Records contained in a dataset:
/---

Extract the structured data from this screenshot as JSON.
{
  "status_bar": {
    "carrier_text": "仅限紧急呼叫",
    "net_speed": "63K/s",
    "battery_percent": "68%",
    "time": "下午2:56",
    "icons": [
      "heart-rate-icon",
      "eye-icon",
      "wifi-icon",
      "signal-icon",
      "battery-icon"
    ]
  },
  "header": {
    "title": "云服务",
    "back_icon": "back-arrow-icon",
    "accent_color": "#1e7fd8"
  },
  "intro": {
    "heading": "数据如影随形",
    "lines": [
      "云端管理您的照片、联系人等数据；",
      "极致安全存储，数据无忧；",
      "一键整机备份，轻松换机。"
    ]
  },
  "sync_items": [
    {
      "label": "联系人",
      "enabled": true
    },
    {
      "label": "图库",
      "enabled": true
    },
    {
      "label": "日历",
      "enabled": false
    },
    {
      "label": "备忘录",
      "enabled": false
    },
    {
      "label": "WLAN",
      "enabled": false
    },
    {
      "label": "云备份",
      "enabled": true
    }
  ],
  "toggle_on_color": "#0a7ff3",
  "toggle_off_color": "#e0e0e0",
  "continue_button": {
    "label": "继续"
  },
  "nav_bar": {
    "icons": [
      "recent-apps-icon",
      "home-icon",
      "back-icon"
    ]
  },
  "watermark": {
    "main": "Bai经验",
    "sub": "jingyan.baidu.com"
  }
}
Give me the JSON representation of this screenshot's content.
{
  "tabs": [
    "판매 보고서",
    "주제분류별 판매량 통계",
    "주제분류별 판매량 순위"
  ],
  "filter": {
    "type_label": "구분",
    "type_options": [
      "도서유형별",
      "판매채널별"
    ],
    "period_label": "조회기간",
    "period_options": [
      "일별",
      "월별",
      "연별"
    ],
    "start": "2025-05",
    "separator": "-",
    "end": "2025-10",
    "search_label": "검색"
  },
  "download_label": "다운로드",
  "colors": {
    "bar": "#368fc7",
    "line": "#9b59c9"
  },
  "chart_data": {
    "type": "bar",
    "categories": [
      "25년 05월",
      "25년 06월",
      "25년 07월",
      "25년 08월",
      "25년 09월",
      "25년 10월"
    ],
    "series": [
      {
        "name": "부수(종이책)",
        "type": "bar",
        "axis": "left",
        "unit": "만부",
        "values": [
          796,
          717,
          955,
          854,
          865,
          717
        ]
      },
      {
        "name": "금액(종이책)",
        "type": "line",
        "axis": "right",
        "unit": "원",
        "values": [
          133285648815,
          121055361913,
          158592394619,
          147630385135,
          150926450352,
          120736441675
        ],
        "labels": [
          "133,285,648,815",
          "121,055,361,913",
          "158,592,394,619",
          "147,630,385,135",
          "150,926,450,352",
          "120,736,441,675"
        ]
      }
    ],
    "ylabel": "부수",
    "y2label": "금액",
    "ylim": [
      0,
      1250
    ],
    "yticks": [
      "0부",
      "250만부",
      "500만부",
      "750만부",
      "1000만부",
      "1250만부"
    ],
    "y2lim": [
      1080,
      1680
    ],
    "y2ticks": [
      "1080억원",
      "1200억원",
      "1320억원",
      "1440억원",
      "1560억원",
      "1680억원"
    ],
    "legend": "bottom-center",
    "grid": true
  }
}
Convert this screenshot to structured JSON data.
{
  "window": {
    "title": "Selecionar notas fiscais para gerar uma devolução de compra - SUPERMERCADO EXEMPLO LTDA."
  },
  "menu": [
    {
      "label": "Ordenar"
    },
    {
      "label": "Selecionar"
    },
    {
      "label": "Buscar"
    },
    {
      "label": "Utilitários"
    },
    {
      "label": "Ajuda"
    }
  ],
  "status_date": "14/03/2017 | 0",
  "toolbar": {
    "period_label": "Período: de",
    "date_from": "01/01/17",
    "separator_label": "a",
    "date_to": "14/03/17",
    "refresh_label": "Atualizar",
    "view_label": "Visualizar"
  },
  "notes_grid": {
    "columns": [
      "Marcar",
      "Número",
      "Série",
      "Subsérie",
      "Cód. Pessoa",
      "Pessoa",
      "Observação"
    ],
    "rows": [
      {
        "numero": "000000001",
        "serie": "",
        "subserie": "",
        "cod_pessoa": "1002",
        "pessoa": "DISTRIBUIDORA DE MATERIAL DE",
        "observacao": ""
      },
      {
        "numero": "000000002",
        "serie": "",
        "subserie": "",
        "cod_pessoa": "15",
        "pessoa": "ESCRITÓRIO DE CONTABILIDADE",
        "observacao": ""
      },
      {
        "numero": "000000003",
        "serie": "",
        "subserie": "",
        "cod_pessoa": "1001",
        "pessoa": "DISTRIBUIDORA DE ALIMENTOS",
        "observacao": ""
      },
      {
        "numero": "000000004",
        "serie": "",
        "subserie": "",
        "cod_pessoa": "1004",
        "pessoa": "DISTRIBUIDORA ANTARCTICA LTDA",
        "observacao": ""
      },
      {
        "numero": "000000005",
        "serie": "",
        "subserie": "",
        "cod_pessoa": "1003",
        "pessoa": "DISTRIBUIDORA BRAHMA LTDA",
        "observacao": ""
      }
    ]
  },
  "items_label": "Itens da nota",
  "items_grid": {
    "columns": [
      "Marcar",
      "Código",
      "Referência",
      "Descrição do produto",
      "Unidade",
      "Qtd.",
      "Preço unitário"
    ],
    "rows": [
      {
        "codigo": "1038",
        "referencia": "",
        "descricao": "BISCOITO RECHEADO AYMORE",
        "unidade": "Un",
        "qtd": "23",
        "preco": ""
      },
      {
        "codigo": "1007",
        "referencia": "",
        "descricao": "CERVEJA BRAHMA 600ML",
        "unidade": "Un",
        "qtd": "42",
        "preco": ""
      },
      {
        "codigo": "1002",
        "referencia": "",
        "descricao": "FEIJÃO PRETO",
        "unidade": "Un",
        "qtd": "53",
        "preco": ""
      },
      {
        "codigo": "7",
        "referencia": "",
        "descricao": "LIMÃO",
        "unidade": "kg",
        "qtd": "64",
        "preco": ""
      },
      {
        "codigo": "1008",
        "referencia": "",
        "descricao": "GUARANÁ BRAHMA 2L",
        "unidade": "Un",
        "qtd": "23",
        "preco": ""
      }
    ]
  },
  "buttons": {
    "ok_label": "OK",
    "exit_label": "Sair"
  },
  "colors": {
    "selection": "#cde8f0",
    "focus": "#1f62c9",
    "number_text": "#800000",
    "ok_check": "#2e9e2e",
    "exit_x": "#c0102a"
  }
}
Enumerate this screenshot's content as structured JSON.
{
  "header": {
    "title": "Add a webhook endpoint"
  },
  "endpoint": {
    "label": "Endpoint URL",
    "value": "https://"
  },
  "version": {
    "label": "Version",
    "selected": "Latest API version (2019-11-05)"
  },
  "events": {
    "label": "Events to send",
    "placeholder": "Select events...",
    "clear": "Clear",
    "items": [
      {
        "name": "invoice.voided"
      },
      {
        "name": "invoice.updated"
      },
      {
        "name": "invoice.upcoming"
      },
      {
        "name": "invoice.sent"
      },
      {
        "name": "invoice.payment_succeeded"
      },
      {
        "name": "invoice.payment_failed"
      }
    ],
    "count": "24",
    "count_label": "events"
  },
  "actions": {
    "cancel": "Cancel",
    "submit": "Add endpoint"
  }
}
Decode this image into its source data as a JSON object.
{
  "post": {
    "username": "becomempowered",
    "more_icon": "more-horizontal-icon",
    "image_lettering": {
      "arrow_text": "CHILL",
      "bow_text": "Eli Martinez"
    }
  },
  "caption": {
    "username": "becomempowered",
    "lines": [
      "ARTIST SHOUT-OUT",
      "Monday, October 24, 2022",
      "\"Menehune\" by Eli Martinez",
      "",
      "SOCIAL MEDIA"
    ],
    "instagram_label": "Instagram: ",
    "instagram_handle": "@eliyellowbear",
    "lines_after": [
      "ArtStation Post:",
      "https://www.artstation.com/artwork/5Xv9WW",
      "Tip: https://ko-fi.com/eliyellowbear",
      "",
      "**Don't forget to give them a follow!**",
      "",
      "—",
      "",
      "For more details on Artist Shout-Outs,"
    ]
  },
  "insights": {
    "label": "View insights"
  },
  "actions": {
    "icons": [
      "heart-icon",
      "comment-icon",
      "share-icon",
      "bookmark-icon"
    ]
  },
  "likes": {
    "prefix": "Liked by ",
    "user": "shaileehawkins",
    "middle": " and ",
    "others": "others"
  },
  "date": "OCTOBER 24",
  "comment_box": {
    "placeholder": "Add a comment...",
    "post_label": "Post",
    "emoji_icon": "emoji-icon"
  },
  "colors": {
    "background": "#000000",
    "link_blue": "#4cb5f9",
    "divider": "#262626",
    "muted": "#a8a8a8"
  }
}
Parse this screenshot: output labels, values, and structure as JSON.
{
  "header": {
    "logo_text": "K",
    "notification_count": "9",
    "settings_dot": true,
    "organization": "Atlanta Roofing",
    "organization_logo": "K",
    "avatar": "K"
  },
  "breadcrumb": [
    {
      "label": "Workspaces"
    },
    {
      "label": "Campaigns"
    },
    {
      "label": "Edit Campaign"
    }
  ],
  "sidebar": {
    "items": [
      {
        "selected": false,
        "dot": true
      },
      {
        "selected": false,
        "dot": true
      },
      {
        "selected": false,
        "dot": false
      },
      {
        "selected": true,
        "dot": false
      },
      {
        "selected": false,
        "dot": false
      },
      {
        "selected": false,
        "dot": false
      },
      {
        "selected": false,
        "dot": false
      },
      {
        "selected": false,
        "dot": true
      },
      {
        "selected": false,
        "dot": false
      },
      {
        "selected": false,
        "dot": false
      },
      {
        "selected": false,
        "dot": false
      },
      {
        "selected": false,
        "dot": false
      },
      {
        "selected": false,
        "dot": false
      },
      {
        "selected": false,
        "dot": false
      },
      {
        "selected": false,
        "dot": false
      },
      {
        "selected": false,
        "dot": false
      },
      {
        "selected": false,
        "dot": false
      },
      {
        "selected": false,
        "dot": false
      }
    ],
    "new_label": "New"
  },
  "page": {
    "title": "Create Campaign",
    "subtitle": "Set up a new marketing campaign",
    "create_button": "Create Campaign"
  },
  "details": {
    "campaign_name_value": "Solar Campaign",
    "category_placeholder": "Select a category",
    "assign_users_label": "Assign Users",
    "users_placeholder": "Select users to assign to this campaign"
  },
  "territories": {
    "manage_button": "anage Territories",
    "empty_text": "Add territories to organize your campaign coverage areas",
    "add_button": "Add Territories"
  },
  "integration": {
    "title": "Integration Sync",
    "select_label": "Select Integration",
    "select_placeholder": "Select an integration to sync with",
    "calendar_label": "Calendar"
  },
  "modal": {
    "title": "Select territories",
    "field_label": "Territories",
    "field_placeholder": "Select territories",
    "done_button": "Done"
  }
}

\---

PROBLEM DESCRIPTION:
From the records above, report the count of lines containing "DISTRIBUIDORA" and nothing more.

COMPLETED EXERCISE:
4